As I only had two hands available, I snapped two photos to show where I held the tip, to bend. This is the first position.

As I only had two hands available, I snapped two photos to show where I held the tip, to bend. This is the first position.

 

This is the second position to hold, when bending the tip.

This is the second position to hold, when bending the tip.

 

While holding both very tightly, I gradually bent the tip towards the 90-degree mark, and then released. I was afraid it might break if I went to fast, or too far. After a number of small movements, I decided to call it a day. I got the tape so it measures within 1/16″ comparing between the tip and the alignment mode. I found this reasonable enough to stop there.

 

This is the tape measure with some of it's tape locked out of the body, to better show the tip (already fixed at this point).

This is the tape measure with some of it’s tape locked out of the body, to better show the tip (already fixed at this point).

 

Mainly, I wanted to make sure everyone checks their tape measures, to see if they are actually reading accurately, before wasting time or resources. Of course, I don’t usually use this when I’m making critical measurements, but, knowing your tools are correct sure helps have more confidence.

I hope you enjoyed the information and please let me know if you have any comments or suggestions.

Lee Laird

 

Leather Stitchers – improved!

Posted by is9582 on February 2, 2016 with No Commentsas , , , , , , , , , , ,

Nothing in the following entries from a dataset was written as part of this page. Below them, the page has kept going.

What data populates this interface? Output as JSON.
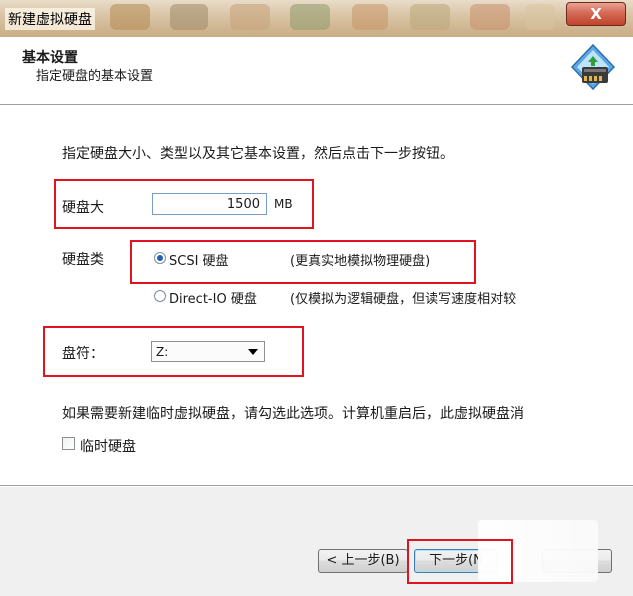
{
  "window": {
    "title": "新建虚拟硬盘",
    "close_label": "X"
  },
  "header": {
    "title": "基本设置",
    "subtitle": "指定硬盘的基本设置",
    "icon": "hard-disk-wizard-icon"
  },
  "form": {
    "intro": "指定硬盘大小、类型以及其它基本设置，然后点击下一步按钮。",
    "size_label": "硬盘大",
    "size_value": "1500",
    "size_unit": "MB",
    "type_label": "硬盘类",
    "type_options": [
      {
        "label": "SCSI 硬盘",
        "note": "(更真实地模拟物理硬盘)",
        "selected": true
      },
      {
        "label": "Direct-IO 硬盘",
        "note": "(仅模拟为逻辑硬盘，但读写速度相对较",
        "selected": false
      }
    ],
    "drive_label": "盘符：",
    "drive_value": "Z:",
    "temp_note": "如果需要新建临时虚拟硬盘，请勾选此选项。计算机重启后，此虚拟硬盘消",
    "temp_checkbox_label": "临时硬盘",
    "temp_checked": false
  },
  "footer": {
    "back_label": "< 上一步(B)",
    "next_label": "下一步(N"
  },
  "colors": {
    "highlight": "#e0141e",
    "radio_selected": "#1f5fb5",
    "footer_bg": "#f0f0f0"
  }
}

In a recent article, I talked about the tools I purchased in order to hand-stitch some of the leather items I make. I also mentioned my family had done some forms of leather working, when I was a kid. The only stitching that we did at that time, or my family did, used leather lacing […]